  • Uncooked chicken eggs, especially those which are industrially produced, contain many foreign bacteria, viruses, hormones, anti-biotics, and prions that can increase the prevalence of disease among fish, coral and other marine life.
  • As the eggs are brought down in plastic bags and often wrapped in paper it contributs to marine debris.
  • The egg technique is not the most effective nor educational means of teaching the deep dive, and does little to truly teach divers about the environment. Techniques using sanctioned teaching materials (such as color charts) or reusable items (such as inflatable sports balls) are already adequate and have been proven to increase a divers understanding of the effects of diving below 18 meters while still being fun and interactive.

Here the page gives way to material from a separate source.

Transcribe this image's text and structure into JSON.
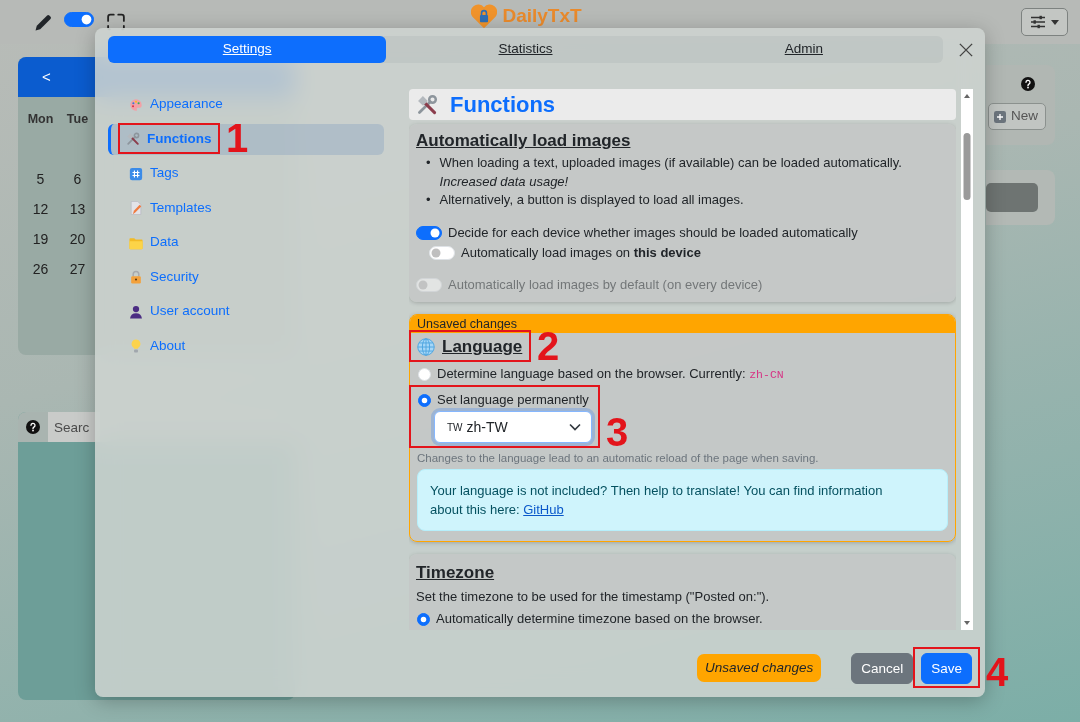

The Koh Tao Team Makes a New Nudibranch Discovery

A new discovery of a species of nudibranch was  recently described by our partners on Koh Tao, the New Heaven Reef Conservation Program. The previously undescribed species was first recorded on the team’s coral nurseries in 2009, while instructors and students were preforming their regular maintenance duties. They did not initially realize the importance of their discovery, and were merely mesmerized by the beauty of this unique sea slug.

A figure from the report (Korshunova et al. 2019)
A figure from the report (Korshunova et al. 2019)

Later, Conservation Diver trainer and long-time NHRCP instructor, Rahul Mehrotra realized that this species was new to science while working on a paper related to his PhD. Rahul then worked with other researchers to describe the animal, which is now known as Unidentia aliciae.

This is the third nudibranch species which has been described from Koh Tao through Rahul’s work (also Arminia occulta and Armina scotti), bringing the number of known sea slugs from the island to a total of over 150 species, with several more undescribed species recorded. Rahul, and the team at the NHRCP are continuing their efforts to document and increase the knowledge of the biodiversity of the island’s reefs in a concerted effort to protect it. You can read more about this story on their website.